Monday, December 21, 2009
Perhaps you remember the Hulett Ore Unloaders, the massive machines designed by Clevelander George Hulett that revolutionized the process of removing ore from freighters? They sat, rusting away, on Whiskey Island until 2000, when they were demolished. The four here in Cleveland were the first four built, and the last four remaining.
This set of fifteen 4x5 transparencies was created by Jack Delano in May of 1943. It is part of the Farm Security Administration - Office of War Information Collection in the American Memory Project at the Library of Congress. There, you can download massive 140 meg tiffs of these transparencies. There does not seem to be a way to link to them as a set, but they can be linked to individually. 1 2 3 4 5 6 7 8 9 10 11 12 13 14 15
Above, we see the scoop of the Hulett open as it descends down into the freighter.
The arm of the unloader has descended all the way into the ship to scoop out the iron ore.
With the scoop full, it lifts up out of the freighter.
The iron ore is then deposited and weighed.
Finally, the ore is dropped into hopper cars waiting below, to go off to the steel mills.

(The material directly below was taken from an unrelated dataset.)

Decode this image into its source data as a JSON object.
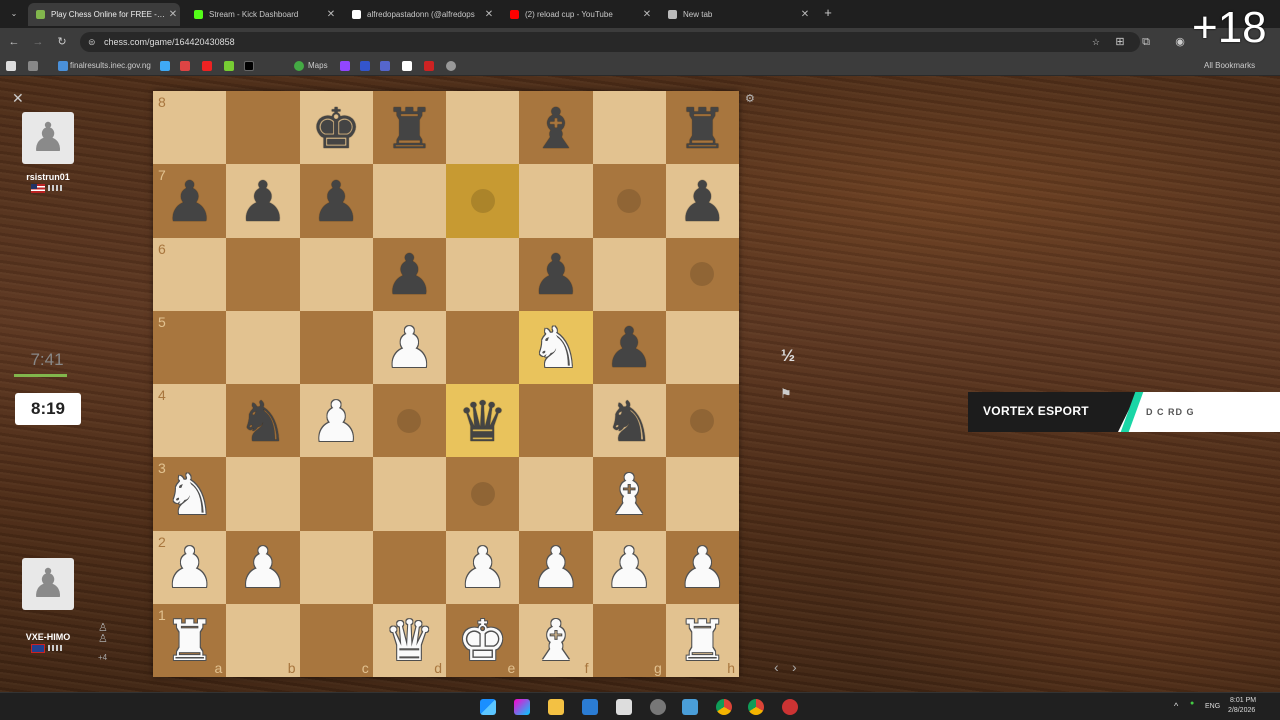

We all should have done more to prevent the demolition of these rust belt icons. A major landmark was lost when the Huletts were dismantled. Our past is that of industry and manufacturing. We ought to embrace it.